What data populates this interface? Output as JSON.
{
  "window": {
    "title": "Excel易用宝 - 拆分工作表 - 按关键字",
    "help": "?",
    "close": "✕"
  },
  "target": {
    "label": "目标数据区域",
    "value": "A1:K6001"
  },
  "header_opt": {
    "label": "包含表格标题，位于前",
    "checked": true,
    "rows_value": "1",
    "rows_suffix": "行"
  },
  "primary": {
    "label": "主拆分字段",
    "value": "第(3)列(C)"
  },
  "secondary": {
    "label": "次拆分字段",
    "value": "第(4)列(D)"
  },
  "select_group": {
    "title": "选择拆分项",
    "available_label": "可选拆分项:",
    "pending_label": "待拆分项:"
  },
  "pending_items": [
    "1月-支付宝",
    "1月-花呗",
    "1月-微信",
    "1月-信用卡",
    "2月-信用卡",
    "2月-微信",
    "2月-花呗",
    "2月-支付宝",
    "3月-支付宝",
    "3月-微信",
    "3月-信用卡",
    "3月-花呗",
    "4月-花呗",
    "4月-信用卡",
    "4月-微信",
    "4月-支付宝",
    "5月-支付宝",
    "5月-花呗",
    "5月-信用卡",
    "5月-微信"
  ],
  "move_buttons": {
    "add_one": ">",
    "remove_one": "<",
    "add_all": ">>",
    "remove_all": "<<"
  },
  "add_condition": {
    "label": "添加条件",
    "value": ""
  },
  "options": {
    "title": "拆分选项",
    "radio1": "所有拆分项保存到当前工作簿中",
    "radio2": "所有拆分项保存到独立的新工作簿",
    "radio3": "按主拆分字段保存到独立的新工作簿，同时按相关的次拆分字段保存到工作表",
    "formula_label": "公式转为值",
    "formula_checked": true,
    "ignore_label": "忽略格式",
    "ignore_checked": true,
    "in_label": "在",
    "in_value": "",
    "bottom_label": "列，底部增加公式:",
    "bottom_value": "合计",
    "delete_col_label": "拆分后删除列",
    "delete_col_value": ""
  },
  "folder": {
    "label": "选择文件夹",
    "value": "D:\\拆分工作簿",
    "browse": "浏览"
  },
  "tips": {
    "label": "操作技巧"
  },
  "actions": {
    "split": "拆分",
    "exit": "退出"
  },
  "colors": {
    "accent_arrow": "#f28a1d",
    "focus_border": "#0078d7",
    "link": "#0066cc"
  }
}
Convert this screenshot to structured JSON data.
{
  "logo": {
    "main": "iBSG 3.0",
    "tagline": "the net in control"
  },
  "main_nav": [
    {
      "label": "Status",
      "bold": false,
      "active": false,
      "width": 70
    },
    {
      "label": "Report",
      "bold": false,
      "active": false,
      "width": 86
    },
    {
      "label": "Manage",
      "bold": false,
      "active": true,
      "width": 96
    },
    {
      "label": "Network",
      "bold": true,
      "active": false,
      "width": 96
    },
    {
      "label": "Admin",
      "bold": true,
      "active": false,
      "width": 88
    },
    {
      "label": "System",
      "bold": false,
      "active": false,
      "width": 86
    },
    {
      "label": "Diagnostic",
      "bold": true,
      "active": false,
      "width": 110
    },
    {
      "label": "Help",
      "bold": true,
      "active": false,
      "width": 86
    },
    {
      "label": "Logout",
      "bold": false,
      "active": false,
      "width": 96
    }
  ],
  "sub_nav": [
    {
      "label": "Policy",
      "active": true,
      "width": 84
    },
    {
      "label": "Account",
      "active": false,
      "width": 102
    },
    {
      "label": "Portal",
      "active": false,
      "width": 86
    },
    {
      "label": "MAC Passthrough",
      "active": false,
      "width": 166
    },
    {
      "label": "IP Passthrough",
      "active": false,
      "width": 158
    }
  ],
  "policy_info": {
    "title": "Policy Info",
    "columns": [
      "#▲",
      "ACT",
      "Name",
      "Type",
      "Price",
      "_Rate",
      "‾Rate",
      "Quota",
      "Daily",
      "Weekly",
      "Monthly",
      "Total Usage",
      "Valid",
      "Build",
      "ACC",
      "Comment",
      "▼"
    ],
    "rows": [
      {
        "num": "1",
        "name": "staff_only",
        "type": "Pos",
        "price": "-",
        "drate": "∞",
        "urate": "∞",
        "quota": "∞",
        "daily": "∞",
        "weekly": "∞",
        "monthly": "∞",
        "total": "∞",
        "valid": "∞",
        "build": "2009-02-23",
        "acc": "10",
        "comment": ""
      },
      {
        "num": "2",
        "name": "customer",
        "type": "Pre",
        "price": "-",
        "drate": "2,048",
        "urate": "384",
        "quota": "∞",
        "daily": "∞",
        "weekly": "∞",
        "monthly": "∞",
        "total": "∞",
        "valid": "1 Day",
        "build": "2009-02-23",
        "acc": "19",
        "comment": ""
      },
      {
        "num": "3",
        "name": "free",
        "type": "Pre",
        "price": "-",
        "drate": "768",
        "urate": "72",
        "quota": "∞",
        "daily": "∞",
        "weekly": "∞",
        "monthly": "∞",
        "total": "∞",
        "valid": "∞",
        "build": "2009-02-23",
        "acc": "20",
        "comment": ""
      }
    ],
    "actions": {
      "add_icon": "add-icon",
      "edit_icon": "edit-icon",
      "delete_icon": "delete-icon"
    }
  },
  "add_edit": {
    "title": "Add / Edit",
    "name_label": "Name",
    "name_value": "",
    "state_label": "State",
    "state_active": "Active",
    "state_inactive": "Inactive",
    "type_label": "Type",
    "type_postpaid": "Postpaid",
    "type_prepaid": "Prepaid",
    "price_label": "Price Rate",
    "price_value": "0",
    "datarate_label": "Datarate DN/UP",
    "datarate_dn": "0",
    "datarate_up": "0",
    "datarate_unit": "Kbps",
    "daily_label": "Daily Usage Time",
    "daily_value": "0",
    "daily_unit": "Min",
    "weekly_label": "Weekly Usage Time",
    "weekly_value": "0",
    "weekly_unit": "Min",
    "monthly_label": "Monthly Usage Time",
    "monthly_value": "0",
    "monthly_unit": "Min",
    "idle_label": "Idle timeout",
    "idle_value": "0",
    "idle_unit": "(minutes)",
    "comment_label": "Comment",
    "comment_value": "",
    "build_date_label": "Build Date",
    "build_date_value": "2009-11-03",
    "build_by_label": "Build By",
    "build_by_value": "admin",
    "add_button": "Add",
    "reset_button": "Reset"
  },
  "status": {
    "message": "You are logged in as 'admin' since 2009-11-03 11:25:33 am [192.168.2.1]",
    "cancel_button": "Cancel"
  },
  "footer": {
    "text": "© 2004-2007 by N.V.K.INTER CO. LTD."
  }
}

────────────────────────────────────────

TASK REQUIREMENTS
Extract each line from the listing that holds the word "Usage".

WRITTEN RESPONSE
      "Total Usage",
    "daily_label": "Daily Usage Time",
    "weekly_label": "Weekly Usage Time",
    "monthly_label": "Monthly Usage Time",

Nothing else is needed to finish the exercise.